Only the number is needed: the count of lines in the records with the word "value".

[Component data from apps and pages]
################

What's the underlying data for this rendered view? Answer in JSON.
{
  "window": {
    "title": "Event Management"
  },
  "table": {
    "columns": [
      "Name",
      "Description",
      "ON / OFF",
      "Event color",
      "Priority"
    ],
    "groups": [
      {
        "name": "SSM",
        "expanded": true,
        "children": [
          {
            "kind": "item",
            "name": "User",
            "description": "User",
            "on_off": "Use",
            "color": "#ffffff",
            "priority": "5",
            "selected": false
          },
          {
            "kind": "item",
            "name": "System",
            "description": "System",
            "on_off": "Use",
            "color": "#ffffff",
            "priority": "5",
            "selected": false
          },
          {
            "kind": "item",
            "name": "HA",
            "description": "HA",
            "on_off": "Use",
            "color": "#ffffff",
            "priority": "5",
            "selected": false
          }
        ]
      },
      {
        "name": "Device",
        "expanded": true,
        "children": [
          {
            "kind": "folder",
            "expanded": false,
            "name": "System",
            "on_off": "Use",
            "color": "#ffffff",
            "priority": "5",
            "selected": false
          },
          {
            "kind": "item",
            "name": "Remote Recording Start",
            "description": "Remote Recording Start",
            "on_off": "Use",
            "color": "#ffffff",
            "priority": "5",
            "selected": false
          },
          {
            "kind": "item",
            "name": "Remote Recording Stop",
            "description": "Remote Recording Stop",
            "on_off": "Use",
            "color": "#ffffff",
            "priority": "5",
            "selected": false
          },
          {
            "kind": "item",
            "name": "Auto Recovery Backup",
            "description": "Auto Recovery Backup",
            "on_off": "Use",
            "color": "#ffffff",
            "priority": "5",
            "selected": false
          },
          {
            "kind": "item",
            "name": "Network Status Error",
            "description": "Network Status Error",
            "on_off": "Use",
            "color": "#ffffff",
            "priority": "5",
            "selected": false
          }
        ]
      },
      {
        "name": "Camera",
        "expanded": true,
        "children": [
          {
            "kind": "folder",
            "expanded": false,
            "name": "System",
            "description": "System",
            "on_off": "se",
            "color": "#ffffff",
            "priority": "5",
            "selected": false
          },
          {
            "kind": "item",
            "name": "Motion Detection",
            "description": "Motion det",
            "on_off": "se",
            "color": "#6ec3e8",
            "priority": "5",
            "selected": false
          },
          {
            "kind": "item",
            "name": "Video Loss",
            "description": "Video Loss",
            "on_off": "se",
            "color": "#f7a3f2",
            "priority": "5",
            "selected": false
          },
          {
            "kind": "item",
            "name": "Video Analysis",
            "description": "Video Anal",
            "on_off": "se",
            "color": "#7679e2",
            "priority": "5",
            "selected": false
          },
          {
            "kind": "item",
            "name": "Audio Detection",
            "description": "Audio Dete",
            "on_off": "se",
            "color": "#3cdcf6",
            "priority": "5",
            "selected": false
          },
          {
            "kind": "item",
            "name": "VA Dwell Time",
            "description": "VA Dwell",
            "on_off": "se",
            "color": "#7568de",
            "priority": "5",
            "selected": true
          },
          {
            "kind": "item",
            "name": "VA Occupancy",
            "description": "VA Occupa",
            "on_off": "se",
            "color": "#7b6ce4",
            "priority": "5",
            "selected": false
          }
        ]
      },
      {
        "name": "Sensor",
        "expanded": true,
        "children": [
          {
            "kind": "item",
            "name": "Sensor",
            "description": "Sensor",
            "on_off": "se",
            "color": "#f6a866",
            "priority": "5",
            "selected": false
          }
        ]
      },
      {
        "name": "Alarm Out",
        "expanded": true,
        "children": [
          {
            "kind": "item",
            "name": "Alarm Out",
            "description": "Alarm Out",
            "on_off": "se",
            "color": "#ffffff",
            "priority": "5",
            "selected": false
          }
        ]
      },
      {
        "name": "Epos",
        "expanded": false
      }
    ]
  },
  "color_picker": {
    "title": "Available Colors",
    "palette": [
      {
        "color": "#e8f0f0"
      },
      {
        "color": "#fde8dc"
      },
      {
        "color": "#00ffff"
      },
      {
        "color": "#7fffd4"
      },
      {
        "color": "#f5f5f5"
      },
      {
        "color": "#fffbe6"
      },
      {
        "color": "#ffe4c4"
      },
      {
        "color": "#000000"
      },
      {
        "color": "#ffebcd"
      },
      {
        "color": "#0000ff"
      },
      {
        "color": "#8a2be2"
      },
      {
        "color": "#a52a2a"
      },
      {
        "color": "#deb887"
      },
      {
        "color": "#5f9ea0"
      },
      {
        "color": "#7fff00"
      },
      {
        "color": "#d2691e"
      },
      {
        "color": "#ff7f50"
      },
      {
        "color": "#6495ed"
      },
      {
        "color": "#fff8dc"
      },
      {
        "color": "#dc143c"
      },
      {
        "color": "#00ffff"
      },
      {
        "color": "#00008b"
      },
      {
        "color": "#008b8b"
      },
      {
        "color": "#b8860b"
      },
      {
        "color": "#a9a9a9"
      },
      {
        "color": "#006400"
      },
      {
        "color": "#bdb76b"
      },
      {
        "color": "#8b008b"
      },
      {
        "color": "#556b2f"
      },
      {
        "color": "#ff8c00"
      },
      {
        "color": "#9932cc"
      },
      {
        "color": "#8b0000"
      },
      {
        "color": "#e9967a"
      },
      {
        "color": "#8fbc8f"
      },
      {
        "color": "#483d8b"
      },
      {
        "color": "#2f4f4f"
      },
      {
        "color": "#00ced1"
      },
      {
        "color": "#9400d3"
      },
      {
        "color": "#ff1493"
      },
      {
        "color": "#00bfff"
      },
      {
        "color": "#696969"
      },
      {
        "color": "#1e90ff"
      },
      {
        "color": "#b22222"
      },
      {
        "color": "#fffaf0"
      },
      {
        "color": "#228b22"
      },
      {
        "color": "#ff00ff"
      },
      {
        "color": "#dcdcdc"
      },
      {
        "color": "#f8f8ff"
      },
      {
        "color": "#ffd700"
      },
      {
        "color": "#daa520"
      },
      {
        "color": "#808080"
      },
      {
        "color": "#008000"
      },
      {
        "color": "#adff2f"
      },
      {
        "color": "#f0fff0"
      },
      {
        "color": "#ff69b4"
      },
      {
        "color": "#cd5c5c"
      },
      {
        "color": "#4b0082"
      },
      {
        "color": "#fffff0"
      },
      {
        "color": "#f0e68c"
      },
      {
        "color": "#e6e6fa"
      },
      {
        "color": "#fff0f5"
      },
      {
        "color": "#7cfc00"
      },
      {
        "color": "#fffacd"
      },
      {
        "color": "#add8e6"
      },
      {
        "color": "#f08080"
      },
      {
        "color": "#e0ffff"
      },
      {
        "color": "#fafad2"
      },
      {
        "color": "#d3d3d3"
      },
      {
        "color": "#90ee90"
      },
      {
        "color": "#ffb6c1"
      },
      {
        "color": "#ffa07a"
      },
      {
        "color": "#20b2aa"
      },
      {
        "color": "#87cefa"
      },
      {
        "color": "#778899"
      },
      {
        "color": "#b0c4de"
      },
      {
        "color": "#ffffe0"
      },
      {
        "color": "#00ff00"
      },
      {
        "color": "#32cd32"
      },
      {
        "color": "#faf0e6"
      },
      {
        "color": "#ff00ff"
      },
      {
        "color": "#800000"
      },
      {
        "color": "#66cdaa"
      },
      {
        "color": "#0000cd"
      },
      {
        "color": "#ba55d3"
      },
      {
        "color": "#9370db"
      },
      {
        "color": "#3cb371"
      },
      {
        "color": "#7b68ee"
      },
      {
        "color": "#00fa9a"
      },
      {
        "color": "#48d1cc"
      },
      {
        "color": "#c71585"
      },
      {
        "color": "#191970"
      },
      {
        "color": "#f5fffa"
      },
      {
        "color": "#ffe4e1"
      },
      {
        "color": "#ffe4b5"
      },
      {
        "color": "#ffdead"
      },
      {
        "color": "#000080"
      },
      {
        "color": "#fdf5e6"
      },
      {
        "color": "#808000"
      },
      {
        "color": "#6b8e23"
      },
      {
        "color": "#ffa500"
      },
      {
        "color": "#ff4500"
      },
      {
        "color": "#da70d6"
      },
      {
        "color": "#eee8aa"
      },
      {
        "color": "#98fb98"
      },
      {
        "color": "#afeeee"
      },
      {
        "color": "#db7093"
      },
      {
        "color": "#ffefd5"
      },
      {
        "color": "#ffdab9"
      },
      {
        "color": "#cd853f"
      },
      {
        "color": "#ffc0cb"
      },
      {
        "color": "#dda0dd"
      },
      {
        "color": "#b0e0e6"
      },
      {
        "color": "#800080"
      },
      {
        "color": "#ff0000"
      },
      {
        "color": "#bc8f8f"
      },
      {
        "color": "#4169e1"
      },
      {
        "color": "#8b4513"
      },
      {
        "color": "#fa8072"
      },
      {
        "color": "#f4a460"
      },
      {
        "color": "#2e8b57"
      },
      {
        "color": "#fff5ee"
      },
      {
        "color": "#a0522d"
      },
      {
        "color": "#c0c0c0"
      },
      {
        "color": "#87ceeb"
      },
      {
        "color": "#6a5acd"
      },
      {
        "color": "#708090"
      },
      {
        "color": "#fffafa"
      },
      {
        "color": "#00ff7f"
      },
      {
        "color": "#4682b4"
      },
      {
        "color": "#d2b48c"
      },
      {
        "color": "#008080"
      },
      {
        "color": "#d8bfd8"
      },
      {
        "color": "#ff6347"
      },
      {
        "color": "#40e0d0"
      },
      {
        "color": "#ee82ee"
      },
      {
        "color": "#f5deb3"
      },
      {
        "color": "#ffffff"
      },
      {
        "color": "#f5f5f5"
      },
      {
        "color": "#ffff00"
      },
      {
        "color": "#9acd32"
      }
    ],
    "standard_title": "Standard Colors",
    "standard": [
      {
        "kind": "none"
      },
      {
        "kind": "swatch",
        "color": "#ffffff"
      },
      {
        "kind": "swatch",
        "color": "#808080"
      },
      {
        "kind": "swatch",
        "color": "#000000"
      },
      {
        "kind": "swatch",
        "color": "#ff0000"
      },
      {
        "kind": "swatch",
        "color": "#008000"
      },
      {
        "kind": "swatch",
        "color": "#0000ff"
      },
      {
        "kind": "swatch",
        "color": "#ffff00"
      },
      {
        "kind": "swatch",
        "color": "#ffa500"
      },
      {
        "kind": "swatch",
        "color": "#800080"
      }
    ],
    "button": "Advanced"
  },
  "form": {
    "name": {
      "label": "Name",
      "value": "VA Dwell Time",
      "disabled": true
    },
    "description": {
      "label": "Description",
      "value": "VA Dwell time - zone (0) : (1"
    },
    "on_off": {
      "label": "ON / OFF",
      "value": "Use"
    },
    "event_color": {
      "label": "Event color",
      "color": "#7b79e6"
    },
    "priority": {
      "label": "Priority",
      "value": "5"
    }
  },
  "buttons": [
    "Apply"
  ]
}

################

#### Reply:
4